Please report every line in the entries that contains the string "category".
------------------------------------------------------------
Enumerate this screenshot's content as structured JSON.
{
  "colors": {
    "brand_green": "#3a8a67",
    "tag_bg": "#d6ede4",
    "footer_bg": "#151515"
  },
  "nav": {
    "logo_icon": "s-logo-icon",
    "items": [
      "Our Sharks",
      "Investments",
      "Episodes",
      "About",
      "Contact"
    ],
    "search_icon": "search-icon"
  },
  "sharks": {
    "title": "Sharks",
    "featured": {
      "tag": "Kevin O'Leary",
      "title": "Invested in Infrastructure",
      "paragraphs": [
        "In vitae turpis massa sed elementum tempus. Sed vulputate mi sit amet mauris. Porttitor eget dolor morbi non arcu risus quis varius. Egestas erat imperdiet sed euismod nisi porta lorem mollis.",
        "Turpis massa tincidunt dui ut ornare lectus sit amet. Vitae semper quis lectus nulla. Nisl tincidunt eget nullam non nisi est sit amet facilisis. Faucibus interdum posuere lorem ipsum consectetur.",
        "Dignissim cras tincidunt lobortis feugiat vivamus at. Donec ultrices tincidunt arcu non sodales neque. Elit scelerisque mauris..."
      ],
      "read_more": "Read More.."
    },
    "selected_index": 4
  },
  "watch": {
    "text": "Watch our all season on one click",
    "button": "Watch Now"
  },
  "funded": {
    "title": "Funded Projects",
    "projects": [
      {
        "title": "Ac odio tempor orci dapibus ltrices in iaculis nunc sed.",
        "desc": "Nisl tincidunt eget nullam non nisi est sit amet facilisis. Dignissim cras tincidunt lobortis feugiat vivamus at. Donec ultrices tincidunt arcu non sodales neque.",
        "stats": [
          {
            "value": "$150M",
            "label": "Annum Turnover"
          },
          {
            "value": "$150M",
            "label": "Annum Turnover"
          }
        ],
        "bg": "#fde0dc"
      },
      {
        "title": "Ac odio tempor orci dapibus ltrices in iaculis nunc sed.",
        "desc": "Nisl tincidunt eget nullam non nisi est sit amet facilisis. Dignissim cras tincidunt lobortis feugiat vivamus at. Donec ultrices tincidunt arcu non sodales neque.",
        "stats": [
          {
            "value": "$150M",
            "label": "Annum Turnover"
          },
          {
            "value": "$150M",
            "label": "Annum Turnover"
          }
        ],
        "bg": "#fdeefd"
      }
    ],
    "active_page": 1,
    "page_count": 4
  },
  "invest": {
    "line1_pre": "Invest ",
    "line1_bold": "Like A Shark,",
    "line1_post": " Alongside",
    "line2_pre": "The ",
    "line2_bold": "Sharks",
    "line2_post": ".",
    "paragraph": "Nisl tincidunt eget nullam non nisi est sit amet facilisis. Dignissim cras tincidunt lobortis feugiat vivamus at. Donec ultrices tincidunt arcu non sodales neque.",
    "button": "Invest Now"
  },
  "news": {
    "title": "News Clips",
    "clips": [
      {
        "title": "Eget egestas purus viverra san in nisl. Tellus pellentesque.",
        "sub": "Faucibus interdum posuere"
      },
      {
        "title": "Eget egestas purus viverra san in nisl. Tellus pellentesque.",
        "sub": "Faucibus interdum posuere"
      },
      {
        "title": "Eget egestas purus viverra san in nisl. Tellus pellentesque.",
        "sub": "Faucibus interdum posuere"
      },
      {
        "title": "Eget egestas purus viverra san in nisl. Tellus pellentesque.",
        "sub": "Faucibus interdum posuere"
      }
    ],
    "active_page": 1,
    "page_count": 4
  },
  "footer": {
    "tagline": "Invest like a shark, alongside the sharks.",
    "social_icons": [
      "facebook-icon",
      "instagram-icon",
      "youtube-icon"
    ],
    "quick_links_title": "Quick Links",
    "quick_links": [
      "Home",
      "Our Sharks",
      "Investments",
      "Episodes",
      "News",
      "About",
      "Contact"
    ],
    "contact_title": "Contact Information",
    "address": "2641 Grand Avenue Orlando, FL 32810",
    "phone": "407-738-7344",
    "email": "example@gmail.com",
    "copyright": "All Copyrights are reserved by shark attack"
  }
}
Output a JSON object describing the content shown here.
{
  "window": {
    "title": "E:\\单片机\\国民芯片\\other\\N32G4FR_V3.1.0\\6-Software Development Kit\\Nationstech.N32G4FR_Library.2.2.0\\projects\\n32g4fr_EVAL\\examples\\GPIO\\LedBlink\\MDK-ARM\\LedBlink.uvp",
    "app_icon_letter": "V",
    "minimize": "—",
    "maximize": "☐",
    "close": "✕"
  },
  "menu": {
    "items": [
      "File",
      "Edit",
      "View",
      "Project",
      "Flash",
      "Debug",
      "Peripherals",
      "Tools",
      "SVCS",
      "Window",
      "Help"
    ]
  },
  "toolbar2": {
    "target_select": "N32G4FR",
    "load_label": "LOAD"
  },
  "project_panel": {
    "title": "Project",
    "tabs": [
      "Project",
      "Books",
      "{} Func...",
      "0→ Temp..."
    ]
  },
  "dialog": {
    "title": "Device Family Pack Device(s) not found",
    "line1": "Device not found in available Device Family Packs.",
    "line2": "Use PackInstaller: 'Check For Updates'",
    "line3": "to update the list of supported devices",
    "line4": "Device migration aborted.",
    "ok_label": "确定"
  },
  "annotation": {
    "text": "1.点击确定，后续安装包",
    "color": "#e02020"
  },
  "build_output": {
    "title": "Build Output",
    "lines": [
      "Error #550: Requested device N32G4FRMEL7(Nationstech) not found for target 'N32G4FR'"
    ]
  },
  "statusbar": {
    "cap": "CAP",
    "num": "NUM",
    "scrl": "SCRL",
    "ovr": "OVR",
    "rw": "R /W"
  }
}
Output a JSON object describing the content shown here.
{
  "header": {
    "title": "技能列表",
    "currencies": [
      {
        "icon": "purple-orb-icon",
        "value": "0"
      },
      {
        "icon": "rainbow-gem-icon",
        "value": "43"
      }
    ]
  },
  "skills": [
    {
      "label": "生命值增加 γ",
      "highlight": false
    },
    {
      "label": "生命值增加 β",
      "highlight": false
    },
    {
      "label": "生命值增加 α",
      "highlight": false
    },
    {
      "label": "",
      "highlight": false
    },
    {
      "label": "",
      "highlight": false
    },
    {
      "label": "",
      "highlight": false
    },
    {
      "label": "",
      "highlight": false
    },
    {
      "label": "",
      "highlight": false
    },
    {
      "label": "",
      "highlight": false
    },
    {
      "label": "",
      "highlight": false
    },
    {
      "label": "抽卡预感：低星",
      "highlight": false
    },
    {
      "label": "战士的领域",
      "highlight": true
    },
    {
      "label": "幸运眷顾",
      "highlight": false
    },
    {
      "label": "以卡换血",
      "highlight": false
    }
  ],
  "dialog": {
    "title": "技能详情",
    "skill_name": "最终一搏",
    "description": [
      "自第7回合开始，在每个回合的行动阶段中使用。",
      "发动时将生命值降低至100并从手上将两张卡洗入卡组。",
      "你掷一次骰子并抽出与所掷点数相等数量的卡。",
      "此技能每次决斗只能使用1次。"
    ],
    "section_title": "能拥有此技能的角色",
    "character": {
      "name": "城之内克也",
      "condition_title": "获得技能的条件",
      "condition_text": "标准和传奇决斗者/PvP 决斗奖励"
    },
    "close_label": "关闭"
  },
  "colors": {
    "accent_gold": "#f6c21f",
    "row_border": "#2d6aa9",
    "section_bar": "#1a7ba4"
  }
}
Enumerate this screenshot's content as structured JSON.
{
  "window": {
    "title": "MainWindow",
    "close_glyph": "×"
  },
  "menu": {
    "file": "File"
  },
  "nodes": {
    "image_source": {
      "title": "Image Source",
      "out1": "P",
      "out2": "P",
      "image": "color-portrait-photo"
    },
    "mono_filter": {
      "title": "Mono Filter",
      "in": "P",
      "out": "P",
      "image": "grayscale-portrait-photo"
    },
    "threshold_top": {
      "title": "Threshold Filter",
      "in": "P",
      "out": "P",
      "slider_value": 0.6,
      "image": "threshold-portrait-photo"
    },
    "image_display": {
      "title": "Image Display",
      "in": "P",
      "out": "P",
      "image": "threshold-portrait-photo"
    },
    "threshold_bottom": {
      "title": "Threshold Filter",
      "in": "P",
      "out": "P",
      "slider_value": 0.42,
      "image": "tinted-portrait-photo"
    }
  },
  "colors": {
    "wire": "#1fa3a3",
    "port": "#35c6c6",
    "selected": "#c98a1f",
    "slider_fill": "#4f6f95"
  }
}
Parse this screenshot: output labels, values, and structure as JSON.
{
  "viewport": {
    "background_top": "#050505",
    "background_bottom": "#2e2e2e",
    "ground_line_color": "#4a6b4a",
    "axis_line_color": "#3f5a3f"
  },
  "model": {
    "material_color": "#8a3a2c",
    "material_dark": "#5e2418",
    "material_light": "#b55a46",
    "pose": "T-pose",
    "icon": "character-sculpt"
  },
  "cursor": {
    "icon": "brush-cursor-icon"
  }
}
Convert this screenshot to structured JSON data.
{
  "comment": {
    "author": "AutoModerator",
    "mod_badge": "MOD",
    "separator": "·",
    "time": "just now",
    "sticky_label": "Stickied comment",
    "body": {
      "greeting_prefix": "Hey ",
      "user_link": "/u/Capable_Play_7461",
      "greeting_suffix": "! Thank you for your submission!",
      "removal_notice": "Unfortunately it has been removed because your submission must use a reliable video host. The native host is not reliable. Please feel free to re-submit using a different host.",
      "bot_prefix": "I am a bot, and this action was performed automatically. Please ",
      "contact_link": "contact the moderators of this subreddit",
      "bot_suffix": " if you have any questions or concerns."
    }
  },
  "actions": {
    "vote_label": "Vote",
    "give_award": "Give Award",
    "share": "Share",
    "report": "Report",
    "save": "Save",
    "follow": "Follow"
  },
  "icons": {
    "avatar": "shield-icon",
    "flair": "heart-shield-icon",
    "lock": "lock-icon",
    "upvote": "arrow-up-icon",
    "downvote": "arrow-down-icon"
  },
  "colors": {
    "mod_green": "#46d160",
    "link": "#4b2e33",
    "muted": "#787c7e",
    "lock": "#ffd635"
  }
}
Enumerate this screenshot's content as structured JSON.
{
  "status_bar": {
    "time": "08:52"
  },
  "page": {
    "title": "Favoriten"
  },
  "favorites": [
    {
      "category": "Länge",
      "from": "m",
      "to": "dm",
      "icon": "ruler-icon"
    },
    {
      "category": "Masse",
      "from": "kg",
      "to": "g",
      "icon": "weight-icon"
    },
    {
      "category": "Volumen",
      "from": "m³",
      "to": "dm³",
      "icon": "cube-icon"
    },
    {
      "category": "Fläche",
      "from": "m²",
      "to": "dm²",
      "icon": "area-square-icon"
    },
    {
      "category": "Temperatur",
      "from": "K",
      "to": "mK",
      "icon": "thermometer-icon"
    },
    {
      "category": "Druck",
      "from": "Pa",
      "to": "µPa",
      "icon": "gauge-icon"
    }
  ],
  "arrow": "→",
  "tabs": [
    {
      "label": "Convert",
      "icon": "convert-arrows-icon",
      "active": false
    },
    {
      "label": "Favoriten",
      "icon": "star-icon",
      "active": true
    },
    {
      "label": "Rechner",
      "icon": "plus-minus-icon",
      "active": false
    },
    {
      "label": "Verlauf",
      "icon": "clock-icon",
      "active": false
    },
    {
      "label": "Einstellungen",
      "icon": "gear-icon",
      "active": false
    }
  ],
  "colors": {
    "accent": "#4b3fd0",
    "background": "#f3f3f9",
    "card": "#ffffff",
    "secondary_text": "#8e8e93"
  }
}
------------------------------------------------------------
Answer box:
      "category": "Länge",
      "category": "Masse",
      "category": "Volumen",
      "category": "Fläche",
      "category": "Temperatur",
      "category": "Druck",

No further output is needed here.